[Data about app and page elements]
___

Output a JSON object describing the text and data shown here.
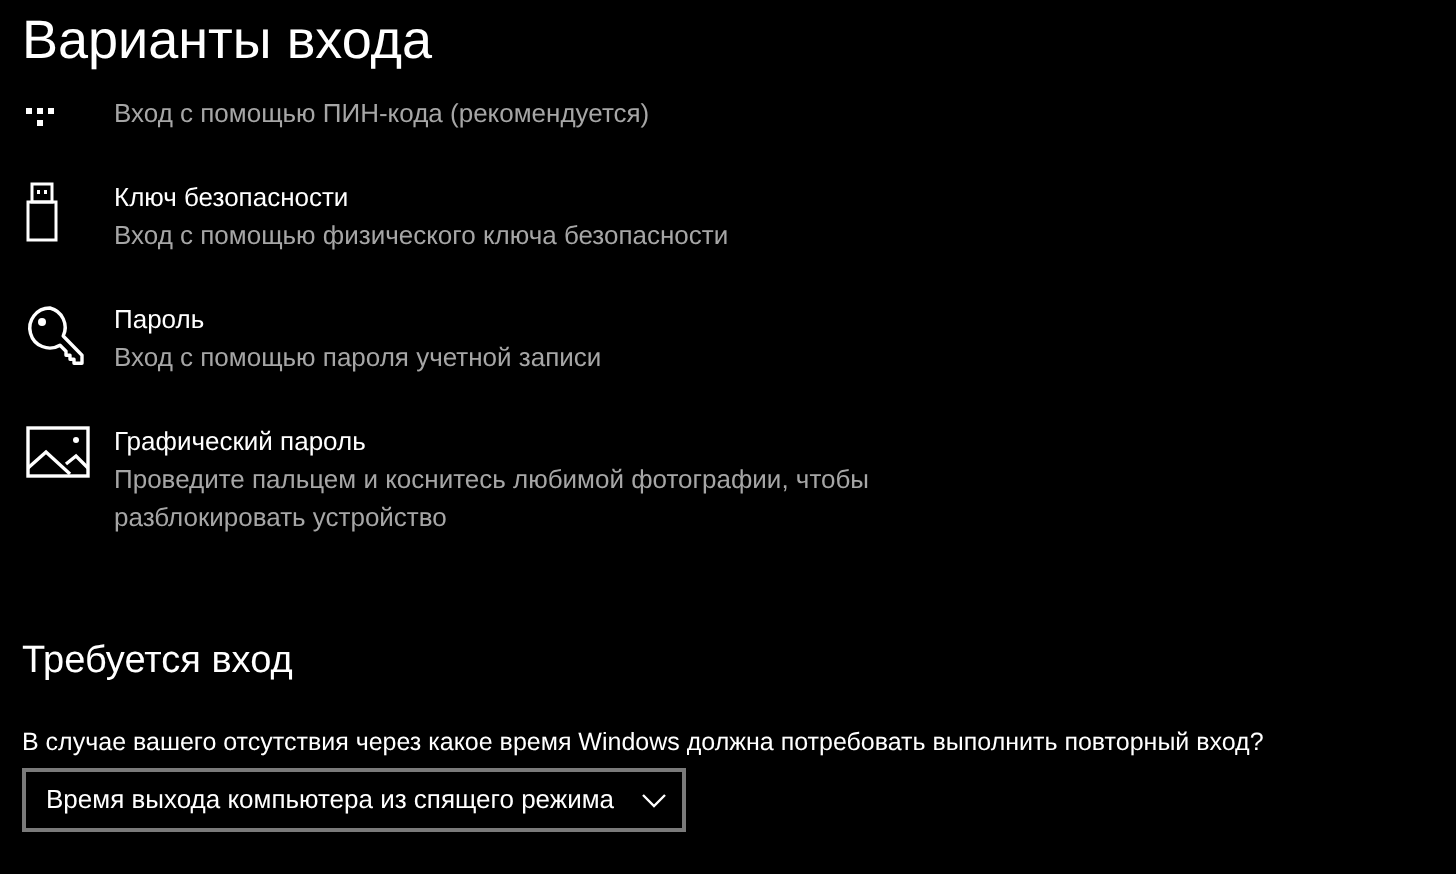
{
  "title": "Варианты входа",
  "options": [
    {
      "kind": "pin",
      "description": "Вход с помощью ПИН-кода (рекомендуется)"
    },
    {
      "kind": "key",
      "name": "Ключ безопасности",
      "description": "Вход с помощью физического ключа безопасности"
    },
    {
      "kind": "password",
      "name": "Пароль",
      "description": "Вход с помощью пароля учетной записи"
    },
    {
      "kind": "picture",
      "name": "Графический пароль",
      "description": "Проведите пальцем и коснитесь любимой фотографии, чтобы разблокировать устройство"
    }
  ],
  "require_signin": {
    "heading": "Требуется вход",
    "question": "В случае вашего отсутствия через какое время Windows должна потребовать выполнить повторный вход?",
    "dropdown": {
      "value": "Время выхода компьютера из спящего режима"
    }
  }
}
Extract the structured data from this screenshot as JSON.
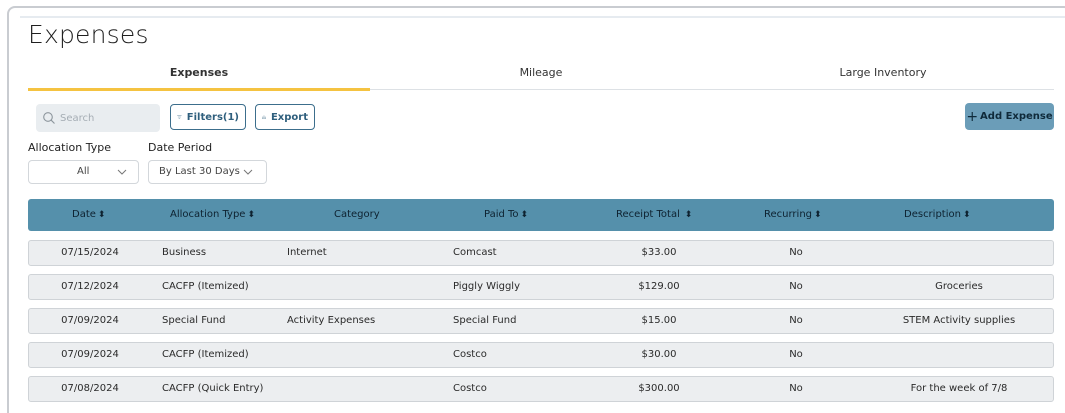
{
  "page": {
    "title": "Expenses"
  },
  "tabs": [
    {
      "label": "Expenses",
      "active": true
    },
    {
      "label": "Mileage",
      "active": false
    },
    {
      "label": "Large Inventory",
      "active": false
    }
  ],
  "toolbar": {
    "search_placeholder": "Search",
    "filters_label": "Filters(1)",
    "export_label": "Export",
    "add_label": "Add Expense",
    "add_icon": "plus"
  },
  "filters": {
    "allocation_type": {
      "label": "Allocation Type",
      "value": "All"
    },
    "date_period": {
      "label": "Date Period",
      "value": "By Last 30 Days"
    }
  },
  "table": {
    "columns": [
      {
        "label": "Date",
        "sortable": true
      },
      {
        "label": "Allocation Type",
        "sortable": true
      },
      {
        "label": "Category",
        "sortable": false
      },
      {
        "label": "Paid To",
        "sortable": true
      },
      {
        "label": "Receipt Total",
        "sortable": true
      },
      {
        "label": "Recurring",
        "sortable": true
      },
      {
        "label": "Description",
        "sortable": true
      }
    ],
    "rows": [
      {
        "date": "07/15/2024",
        "allocation": "Business",
        "category": "Internet",
        "paid_to": "Comcast",
        "total": "$33.00",
        "recurring": "No",
        "description": ""
      },
      {
        "date": "07/12/2024",
        "allocation": "CACFP (Itemized)",
        "category": "",
        "paid_to": "Piggly Wiggly",
        "total": "$129.00",
        "recurring": "No",
        "description": "Groceries"
      },
      {
        "date": "07/09/2024",
        "allocation": "Special Fund",
        "category": "Activity Expenses",
        "paid_to": "Special Fund",
        "total": "$15.00",
        "recurring": "No",
        "description": "STEM Activity supplies"
      },
      {
        "date": "07/09/2024",
        "allocation": "CACFP (Itemized)",
        "category": "",
        "paid_to": "Costco",
        "total": "$30.00",
        "recurring": "No",
        "description": ""
      },
      {
        "date": "07/08/2024",
        "allocation": "CACFP (Quick Entry)",
        "category": "",
        "paid_to": "Costco",
        "total": "$300.00",
        "recurring": "No",
        "description": "For the week of 7/8"
      }
    ]
  },
  "colors": {
    "accent_tab": "#f5c341",
    "table_header": "#5590ab",
    "add_button": "#6b9db8",
    "outline_button": "#3c6e8c"
  }
}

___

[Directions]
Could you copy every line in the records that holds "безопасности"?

[Solution for this exercise]
      "name": "Ключ безопасности",
      "description": "Вход с помощью физического ключа безопасности"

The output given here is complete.